Many children with sensory issues may not have autism. Learn more about the connection between autism and sensory difficulties in this article.
Take a look at this graph, which depicts all children with sensory difficulties. Some people have sensory abnormalities that are so severe that they are diagnosed with Sensory Processing Disorder, despite the fact that it is not a recognized diagnosis in the DSM-5. Children with Autism account for a small percentage of children with sensory difficulties, but not all:
When It’s More Likely for Kids to Cross Their Fingers…
Some toddlers and youngsters will constantly cross their fingers. Others, on the other hand, may cross their fingers more while they’re:
- When a youngster crosses their fingers, the proprioceptive feedback they get is relaxing. In general, all proprioceptive feelings are. It’s understandable that as a child’s anxiety levels rise, they seek for soothing stimulus.
- Eating: Many children with sensory issues have difficulty eating a variety of foods. When they’re overwhelmed by texture or flavor, they cross their fingers to re-establish the soothing input.
- When a youngster is angry and sobbing, he or she is seeking for a means to calm down. If they’ve discovered that crossing their fingers helps them relax, then they’re going to do it!
- Excited: A kid might get so enthralled that they feel as if they’re going to float away since it’s all too much for them to bear. They may be attempting to center themselves by experiencing the pressure and relaxation of crossing their fingers amid their enthusiasm.
It should also be mentioned that some children will continue to cross their fingers out of habit over time, even if the sensory demand has decreased.
Should I Discourage My Toddler from Crossing His Fingers All the Time?
It may seem strange to your youngster that he or she is crossing their fingers. It’s not normal, but you can see why now. Unless you see your child’s fingers turning color due to a lack of blood flow or their fine motor skills being harmed because they cross their fingers so often, there is usually no harm done to them.
Those are incredibly uncommon occurrences, and I’ve never seen one in a youngster. Talk to your child’s doctor if you have any concerns about either.
You might offer them various sorts of proprioceptive input instead of just uncrossing their fingers for them, which can lead to tantrums and even sensory meltdowns.
Here’s a comprehensive selection of proprioceptive activities for toddlers and older children.
Consider a fidget toy that kids can squeeze; try out a couple different sorts since there are so many to choose from. My go-to stress reliever is a good ol’ stress ball!
If you think your youngster is still crossing their fingers out of habit, fidget toys are an excellent way to replace them.
Compress your joints, bounce on a trampoline or bed, or stroll with a wheel barrow. All of these activities provide a significant amount of soothing proprioceptive input.
Get a Free List of Simple Sensory Activities
Looking for more easy-to-do activities for busy parents and dads? Then get 25 Powerful Sensory Activities to Calm and Focus Your Child for free. We’ll deliver it to your email, where you may print it or save it to your phone.
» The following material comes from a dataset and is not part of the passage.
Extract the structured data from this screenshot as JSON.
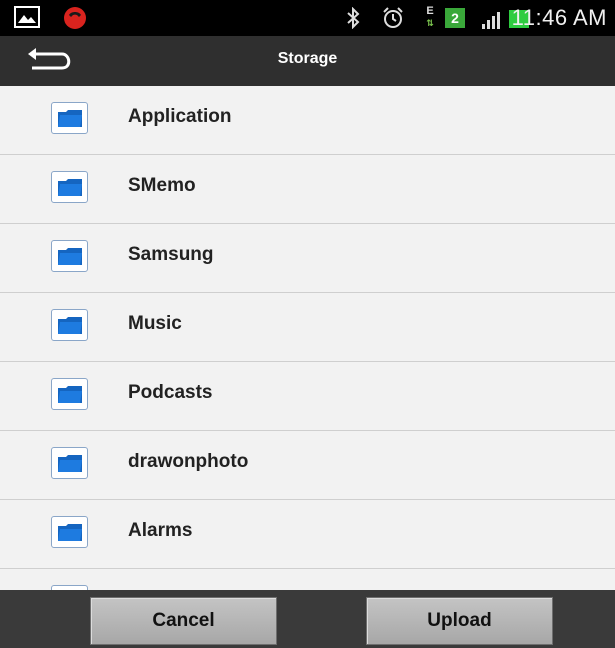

More Sensory Red Flags for Toddlers
You Might Be Missing These 10 Sensory Red Flags
The Real Reason Your Child Is Overly Sensitive, Hyperactive, or Negative!
11 More Sensory Warning Signs
Sensory Issues in Toddlers: How to Spot Them
Toddlers are known to cross their fingers when they are nervous. This is probably why. Reference: toddler crosses fingers when nervous.
Frequently Asked Questions
What does crossing all fingers mean?
A: You are being asked to cross all of your fingers, which is a sign that you hope for something. This gesture shows some level of trust in the person asking or waiting for an outcome.
Do autistic toddlers cross their fingers?
A: It is hard to say, but I dont think so.
Is finger flicking normal in toddlers?
- toddler crosses pinky and ring finger
- my toddler crosses his legs and squeezes
- toddler crosses fingers when eating
- why does my child keep crossing his fingers
- 7 month old baby crossing fingers